Lewis & Clark students have an abundance of opportunities to gain practical, hands-on experience in criminal law beyond the classroom. Students can be regularly found working or externing for the prosecution or defense in several county offices in Oregon, as well as the United States Attorney’s Office for the District of Oregon and the Federal Public Defender. Others have worked in the private sector in defense firms or in nonprofit advocacy organizations. Students can gain valuable practical experiences in a number of ways at Lewis & Clark including the following:
Under the supervision of Clinical Professor Meg Garvin and the National Crime Victim Law Institute (NCVLI), students support crime victim attorneys nationwide through legal research and writing. Students help write amicus curiae briefs that are filed in trial and appellate courts nationwide, help anticipate and prepare for future litigation at both the trial and appellate levels, and contribute to legal publications on emerging issues in victim law.

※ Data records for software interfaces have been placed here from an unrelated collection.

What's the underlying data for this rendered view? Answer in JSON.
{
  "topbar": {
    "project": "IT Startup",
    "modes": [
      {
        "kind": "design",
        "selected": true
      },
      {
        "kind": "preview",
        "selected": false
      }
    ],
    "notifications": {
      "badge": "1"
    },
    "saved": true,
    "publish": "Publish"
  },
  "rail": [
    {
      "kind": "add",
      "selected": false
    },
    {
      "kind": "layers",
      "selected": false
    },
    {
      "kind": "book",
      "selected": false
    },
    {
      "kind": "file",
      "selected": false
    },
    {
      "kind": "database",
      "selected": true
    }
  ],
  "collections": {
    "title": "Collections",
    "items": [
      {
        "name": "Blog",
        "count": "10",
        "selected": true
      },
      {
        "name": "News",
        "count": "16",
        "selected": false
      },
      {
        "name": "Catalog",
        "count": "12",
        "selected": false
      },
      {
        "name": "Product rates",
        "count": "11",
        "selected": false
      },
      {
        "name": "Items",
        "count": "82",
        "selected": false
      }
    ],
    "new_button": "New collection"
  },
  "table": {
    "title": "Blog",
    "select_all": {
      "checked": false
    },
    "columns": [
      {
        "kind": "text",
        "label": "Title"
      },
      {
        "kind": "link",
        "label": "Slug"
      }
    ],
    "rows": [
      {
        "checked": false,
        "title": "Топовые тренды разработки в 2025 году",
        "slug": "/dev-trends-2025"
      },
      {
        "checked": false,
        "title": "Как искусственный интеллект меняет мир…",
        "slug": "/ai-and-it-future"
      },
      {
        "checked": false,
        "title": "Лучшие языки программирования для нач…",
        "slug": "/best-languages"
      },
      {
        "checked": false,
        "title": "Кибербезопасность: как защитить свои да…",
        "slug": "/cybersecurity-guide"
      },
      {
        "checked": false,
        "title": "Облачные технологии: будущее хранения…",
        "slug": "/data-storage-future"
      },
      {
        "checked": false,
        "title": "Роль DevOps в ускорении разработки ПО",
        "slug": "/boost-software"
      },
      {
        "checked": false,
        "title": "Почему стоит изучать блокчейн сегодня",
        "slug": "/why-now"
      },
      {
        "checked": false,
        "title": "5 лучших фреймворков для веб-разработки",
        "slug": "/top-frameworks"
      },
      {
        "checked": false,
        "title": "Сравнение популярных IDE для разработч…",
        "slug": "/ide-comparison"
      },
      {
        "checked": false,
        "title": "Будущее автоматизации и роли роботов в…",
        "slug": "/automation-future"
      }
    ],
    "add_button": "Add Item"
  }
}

The Criminal Justice Reform Clinic (CJRC) offers an exciting opportunity for students to engage in a critical examination of and participation in important and complex issues in the criminal justice system.
The CJRC takes a holistic approach to criminal justice reform and is a structured outlet for students who are interested in criminal law and social justice. Students who participate in the clinic make a yearlong commitment earning four credits each semester. About 12 students each year can participate in the CJRC.
Legal Practicum in Criminal Law
The legal practicum provides students certifiable under the Oregon Supreme Court’s Student Appearance Rule with hands-on experience either prosecuting or defending criminal (misdemeanor and traffic) cases in high-volume, urban jurisdiction.
Externships in Criminal Law
While opportunities exist to get paid work doing criminal law, especially in the summer months and in the private sector, externships for law school credit also exist. The flexibility of our externship program allows students to work in a variety of areas of law as well as for different amounts of credit, in places all over the country, and at different times of year. Recent criminal law externs have worked for public defenders and district attorney offices, prosecuting attorney offices, state superior courts, with the ACLU, on capital appeals projects and wrongful convictions, and more. Those interested in wrongful convictions and innocence work, can also extern with the Oregon Innocence Project.
Oregon Student Appearance Rule
Through Oregon’s Student Appearance Rule, third-year law students have the unique opportunity to argue cases in court. Through these experiences, students can receive hands-on experience in all aspects of trial, including choosing a jury (voire dire), presenting evidence, cross-examining witnesses, and making opening and closing remarks. These developed skills prove invaluable, and employers are impressed with the skills graduates are able to use immediately upon employment.